In addition to the many gcc options controlling code generation, gcj has several options specific to itself.
ResourceBundle.getBundle. The actual file name to be compiled this way must be specified separately.
-C, this causes all generated .class files to be put in the appropriate subdirectory of directory. By default they will be put in subdirectories of the current working directory.
-fjni. This option causes gcj to generate stubs which will invoke the underlying JNI methods.
assertkeyword. This is for compatibility with older versions of the language specification.
-O2, gcj will try to optimize the way calls into the runtime are made to initialize static classes upon their first use (this optimization isn't carried out if
-Cwas specified.) When compiling to native code,
-fno-optimize-static-class-initializationwill turn this optimization off, regardless of the optimization level in use.
=class-or-package is missing disables assertion code generation for all classes, unless overridden by a more specific
--enable-assertionsflag. If class-or-package is a class name, only disables generating assertion checks within the named class or its inner classes. If class-or-package is a package name, disables generating assertion checks within the named package or a subpackage.
By default, assertions are enabled when generating class files
or when not optimizing, and disabled when generating optimized binaries.

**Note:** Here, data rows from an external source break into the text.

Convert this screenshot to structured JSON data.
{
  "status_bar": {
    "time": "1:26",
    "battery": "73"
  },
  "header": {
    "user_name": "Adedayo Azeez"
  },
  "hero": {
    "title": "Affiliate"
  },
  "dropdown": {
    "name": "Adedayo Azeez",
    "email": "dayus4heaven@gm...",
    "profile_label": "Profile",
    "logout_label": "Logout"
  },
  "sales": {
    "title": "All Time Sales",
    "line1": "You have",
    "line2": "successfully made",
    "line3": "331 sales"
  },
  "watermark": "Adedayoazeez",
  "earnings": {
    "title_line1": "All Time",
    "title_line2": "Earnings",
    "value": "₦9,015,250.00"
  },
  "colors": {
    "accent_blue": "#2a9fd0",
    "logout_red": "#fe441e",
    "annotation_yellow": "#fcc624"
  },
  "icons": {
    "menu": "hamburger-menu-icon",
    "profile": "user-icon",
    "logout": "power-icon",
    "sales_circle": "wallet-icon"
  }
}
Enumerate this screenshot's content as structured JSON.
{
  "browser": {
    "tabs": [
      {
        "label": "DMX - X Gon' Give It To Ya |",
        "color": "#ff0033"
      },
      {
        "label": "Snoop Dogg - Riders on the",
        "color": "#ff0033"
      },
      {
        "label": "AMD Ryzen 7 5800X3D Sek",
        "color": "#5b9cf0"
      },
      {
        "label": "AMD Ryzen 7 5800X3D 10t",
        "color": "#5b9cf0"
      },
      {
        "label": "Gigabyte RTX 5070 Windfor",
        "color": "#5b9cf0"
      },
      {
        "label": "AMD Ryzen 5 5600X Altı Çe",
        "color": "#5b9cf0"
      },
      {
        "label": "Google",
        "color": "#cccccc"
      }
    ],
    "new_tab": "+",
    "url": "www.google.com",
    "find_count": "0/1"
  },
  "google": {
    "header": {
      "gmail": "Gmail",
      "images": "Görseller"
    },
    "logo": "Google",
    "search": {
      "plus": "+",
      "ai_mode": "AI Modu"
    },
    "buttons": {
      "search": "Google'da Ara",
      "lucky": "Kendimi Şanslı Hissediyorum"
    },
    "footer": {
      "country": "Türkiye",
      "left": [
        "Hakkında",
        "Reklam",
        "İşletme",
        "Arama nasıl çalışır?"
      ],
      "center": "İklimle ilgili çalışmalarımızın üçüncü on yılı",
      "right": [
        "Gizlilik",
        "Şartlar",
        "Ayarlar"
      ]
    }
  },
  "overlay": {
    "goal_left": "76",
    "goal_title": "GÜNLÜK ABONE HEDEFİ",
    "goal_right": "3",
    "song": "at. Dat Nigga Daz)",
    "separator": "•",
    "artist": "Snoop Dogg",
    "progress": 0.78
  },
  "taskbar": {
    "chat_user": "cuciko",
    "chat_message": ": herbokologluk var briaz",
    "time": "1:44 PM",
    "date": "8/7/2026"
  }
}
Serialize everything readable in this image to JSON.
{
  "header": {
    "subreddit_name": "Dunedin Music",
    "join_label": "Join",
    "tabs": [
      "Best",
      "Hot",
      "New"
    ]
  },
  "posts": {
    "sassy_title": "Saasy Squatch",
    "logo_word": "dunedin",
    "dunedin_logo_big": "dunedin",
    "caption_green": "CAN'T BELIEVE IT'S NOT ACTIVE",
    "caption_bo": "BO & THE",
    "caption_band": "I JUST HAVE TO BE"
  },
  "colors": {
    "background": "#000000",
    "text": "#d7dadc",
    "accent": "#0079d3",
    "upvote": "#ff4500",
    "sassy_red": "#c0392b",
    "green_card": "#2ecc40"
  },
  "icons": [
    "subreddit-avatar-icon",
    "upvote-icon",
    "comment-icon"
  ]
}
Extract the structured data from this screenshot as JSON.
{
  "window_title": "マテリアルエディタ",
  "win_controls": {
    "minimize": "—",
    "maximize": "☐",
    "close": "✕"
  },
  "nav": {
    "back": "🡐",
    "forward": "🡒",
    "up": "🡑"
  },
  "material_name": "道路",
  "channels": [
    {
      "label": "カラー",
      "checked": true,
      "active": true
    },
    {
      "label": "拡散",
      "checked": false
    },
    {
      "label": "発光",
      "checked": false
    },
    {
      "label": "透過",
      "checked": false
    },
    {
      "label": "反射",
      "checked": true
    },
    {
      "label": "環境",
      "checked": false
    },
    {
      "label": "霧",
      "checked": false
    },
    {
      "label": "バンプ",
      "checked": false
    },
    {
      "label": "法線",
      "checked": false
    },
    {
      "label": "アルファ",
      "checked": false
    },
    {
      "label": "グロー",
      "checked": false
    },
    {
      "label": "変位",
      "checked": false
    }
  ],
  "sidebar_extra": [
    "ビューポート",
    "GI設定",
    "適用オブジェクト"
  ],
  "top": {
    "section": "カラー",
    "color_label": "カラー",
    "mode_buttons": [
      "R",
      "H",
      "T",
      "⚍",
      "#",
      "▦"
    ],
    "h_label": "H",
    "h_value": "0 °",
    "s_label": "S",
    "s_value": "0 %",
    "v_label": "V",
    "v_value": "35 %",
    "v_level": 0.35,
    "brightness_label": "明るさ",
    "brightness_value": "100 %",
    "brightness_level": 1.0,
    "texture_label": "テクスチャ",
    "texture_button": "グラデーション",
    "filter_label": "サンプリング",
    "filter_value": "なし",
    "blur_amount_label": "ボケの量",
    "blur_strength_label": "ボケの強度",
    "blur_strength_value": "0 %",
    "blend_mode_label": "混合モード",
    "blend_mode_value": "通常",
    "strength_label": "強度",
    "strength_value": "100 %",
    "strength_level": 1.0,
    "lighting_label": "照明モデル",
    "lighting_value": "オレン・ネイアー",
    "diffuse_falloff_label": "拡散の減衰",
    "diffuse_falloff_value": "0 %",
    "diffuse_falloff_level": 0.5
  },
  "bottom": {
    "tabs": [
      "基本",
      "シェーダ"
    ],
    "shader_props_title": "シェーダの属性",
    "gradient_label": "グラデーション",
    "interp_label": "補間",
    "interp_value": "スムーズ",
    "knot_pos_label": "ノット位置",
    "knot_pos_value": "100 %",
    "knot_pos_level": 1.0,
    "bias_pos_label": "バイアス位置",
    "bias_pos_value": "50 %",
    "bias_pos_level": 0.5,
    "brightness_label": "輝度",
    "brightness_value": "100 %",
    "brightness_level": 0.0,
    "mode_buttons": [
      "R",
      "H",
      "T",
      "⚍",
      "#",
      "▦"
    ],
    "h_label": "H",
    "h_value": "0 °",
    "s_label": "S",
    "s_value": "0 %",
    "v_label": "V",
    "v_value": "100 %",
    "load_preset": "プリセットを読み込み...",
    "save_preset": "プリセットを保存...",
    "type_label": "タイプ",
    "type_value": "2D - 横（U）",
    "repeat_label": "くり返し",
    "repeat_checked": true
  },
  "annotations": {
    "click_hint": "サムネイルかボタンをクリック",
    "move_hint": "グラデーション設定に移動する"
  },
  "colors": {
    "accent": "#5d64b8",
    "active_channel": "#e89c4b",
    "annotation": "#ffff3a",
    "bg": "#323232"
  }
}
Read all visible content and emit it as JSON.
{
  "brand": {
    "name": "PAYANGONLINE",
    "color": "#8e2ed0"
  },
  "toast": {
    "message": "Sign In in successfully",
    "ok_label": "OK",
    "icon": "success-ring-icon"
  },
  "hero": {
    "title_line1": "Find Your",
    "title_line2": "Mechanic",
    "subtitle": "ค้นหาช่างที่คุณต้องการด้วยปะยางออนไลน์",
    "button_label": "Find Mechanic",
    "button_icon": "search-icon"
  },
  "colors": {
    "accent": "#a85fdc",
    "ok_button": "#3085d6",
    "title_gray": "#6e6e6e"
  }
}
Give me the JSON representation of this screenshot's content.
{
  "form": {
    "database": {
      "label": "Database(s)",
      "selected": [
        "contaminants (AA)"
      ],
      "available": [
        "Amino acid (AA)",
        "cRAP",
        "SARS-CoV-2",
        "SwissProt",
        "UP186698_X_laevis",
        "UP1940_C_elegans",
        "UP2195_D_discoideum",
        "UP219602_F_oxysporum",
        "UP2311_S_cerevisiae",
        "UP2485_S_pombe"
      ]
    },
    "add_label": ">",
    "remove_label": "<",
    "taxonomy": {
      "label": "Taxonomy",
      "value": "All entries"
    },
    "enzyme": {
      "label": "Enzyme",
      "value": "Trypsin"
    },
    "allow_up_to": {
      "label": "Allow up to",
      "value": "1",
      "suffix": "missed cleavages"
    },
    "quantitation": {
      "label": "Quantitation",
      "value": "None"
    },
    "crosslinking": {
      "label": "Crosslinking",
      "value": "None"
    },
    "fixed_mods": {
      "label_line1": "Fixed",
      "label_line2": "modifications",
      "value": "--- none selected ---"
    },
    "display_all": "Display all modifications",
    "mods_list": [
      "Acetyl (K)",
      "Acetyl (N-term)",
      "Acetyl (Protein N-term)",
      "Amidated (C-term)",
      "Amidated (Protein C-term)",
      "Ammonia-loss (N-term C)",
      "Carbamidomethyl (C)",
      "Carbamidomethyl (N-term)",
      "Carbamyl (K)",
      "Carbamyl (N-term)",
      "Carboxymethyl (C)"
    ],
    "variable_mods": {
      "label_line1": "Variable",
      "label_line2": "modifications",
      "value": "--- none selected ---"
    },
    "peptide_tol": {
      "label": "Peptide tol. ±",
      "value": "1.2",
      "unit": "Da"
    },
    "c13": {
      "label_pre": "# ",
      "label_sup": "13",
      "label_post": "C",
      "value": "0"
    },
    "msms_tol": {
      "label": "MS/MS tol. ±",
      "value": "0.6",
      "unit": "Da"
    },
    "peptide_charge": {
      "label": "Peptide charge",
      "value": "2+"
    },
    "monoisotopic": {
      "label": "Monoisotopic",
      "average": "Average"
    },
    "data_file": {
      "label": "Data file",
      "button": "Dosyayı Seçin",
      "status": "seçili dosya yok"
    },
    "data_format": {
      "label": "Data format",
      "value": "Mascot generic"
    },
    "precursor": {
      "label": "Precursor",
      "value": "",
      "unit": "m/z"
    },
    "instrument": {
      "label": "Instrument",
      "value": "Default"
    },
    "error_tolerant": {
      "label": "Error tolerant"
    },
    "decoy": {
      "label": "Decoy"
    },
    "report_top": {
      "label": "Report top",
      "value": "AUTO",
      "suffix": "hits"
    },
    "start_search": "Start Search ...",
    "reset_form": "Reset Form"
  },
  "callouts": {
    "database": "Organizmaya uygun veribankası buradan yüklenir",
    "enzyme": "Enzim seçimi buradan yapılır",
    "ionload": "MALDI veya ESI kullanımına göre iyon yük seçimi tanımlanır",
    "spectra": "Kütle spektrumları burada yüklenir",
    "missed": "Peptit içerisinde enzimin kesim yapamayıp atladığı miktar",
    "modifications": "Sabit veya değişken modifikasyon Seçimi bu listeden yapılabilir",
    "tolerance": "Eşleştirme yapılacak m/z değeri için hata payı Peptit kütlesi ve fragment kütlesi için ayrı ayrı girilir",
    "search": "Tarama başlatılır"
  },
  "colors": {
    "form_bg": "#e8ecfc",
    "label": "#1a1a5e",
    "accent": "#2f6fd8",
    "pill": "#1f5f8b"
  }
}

-findirect-dispatchoption. In this mode, the code generated by gcj honors the binary compatibility guarantees in the Java Language Specification, and the resulting object files do not need to be directly linked against their dependencies. Instead, all dependencies are looked up at runtime. This allows free mixing of interpreted and compiled code.
Note that, at present,
-findirect-dispatch can only be used
when compiling .class files. It will not work when compiling
from source. CNI also does not yet work with the binary compatibility
ABI. These restrictions will be lifted in some future release.
However, if you compile CNI code with the standard ABI, you can call
it from code built with the binary compatibility ABI.
libgcjthat the compiled classes should be loaded by the bootstrap loader, not the system class loader. By default, if you compile a class and link it into an executable, it will be treated as if it was loaded using the system class loader. This is convenient, as it means that things like
Class.forName()will search `CLASSPATH' to find the desired class.